CHAPTER 3: THE COSTS OF DIGITAL SWITCHOVER
34. The plan to switch-off the analogue television
signal is a huge project. It will involve the conversion or replacement
of millions of television sets, aerials and VCRs across the whole
of the country. The House of Commons Culture, Media and Sport
Select Committee are currently taking evidence on the Government's
proposals in this area. Therefore we have not taken evidence on
the details of the plan.
35. However, one of the most controversial elements
of the current licence fee bid is that the BBC has been asked
to cover some of the costs of digital switchover. In our first
report we stated that "Given the financial benefit that the
Government will accrue we do not believe that the costs of promoting
and co-ordinating digital switchover and providing targeted help
for the vulnerable and disadvantaged should fall on the licence
fee payer. Such costs should be covered by the Government (i.e.

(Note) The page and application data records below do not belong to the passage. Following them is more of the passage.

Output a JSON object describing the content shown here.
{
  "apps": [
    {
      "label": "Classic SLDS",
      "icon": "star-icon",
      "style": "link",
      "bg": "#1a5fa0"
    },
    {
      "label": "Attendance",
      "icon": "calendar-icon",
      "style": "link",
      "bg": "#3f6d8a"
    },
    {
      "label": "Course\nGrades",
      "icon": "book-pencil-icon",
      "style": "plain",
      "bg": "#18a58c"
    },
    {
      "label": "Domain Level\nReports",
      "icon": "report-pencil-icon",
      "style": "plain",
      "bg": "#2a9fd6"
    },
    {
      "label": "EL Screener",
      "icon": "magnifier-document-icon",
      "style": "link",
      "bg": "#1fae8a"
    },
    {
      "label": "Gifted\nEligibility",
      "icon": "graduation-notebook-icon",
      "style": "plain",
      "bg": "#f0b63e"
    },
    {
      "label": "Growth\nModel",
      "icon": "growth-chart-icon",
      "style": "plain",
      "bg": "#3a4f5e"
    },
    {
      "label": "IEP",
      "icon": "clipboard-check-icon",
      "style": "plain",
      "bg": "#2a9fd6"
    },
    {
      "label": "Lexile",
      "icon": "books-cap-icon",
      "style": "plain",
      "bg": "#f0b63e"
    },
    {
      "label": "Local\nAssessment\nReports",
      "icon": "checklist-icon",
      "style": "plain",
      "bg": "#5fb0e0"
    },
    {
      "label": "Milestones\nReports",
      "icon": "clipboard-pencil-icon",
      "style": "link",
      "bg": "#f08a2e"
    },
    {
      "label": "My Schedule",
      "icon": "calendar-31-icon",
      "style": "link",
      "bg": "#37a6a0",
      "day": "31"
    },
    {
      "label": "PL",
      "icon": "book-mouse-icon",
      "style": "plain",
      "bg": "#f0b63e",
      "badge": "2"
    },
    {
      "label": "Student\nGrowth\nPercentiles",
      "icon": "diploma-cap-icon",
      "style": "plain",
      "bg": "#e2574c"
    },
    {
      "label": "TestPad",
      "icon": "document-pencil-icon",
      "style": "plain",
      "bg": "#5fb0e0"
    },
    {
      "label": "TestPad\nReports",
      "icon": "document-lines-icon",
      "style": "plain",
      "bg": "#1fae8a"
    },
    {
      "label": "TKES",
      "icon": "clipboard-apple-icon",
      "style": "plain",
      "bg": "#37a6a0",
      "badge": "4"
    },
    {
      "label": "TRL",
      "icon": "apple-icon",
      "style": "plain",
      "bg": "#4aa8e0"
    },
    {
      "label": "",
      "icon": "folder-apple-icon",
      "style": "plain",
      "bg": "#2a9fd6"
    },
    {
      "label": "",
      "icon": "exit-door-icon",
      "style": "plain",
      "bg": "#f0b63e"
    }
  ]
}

the general tax payer). Switchover is a Government policy which
applies to, and affects, all broadcasters and all viewers and
36. In its licence fee bid, the BBC has split
the costs it is to cover into three separate categories:
- First there are the costs associated with the
BBC's role in Digital UK the independent, not-for-profit organisation,
established to lead the switchover programme and communicate with
the public. The BBC estimate these costs will be £200million
- Second there are the possible costs of a spectrum
tax (if Ofcom decide that the BBC should be charged for its use
of the radio frequency spectrum). The BBC estimates this could
cost £300million cumulatively. We will look at this in more
detail in the next chapter.
- Third there is the cost of providing targeted
help with switchover to the elderly and disabled (a group that
the Government refers to indiscriminately as "vulnerable").
What this will entail, and therefore how much it will cost, has
not yet been worked out in detail. We are particularly concerned
about this final cost category.
37. We note that the Government has already rejected
the recommendation in our first report that the cost of providing
targeted help should be borne out of general taxation. In the
House of Commons on 19 December 2005 Tessa Jowell MP, the
Secretary of State for Culture Media and Sport, stated that "
have announced a package of help, which will be funded by the
BBC as part of the new licence fee settlement that will be negotiated
shortlysince the cost is a broadcasting cost, that is how
we expect it to be met".
She went on to say she specifically disagreed with the Committee's
recommendation in this area.
38. We think there is a particularly strong argument
for changing the policy of requiring the BBC to pay for targeted
help with digital switchover. We support the views of Mark Darcey,
the strategic director at BSkyB, when he told us why he thought
the Treasury should cover such costs: "
costs, the disruption that will be faced by people who are forced
to convert, the assistance to the vulnerable and that category
of costs. They largely come about because of a decision
to switch off the analogue signal and then to be able to sell
on the spectrum that is released. It strikes me that at least
in the first instance the beneficiary of that is the Treasury
and it might then be sold on... Again it seems perhaps slightly
odd to ask for the licence fee payer to bear the costs associated
with delivering that benefit to the Treasury" (Q 122).
Other witnesses shared this view. Jocelyn Hay, Chairman of the
Voice of the Listener and Viewer, told us "what we do not
think is right is that the BBC should bear the social costs of
helping vulnerable viewers to access a highly desirable service
which previously and normally would be paid for out of general
taxation" (Q 2038).
39. We asked Michael Grade whether he was happy
that the BBC was being asked to pay help with switchover. His
answer showed he had reservations: "in agreeing with the
Government to use the licence fee for that purpose, it is conditional
that it is not so onerous that it brings into question, or increases
resistance to, the licence fee. It is also a condition that we
must not be in a position where, in using the licence fee for
this targeted help purpose, we have to cut services in order to
meet that requirement. There is a large measure of conditionality
in terms of our support" (Q 1946).
40. Currently those aged over 75 already benefit
from a form of targeted help with the costs of receiving televisionthey
are exempt from paying for the licence fee. The cost of exempting
over 75s is covered by the general tax payer. We can see no reason
why help for the over 75s, and other vulnerable viewers, with
the costs of switchover should be borne by the BBC when the Government
already accepts that it is responsible for bearing the costs of
the licence fee for over 75s.
41. We raised this matter with James Purnell
MP. He repeated that providing targeted help was broadcasting,
not social security, policy and that "there are BBC-specific
reasons for why the licence fee is the appropriate way to do this.
We think it helps make sure that the BBC's digital services are
universally available. We think that it is a progressive use of
the licence fee because it will be benefiting in particular people
who are vulnerablepeople over 75 and people who are disabled"
(Q 1890). We do not feel this answer explains why exemption
of over 75s from the licence fee should be borne out of general
taxation. Nor do we agree that this social policy should be paid
or through a regressive form of taxation.
42. We therefore urge the Government to consider
again covering the costs of providing targeted help with digital
switchover from general taxation.
9 First Report of Session 2005-06; para. 200. Back
HC deb, col 153. Back
Ibid, col 1544. Back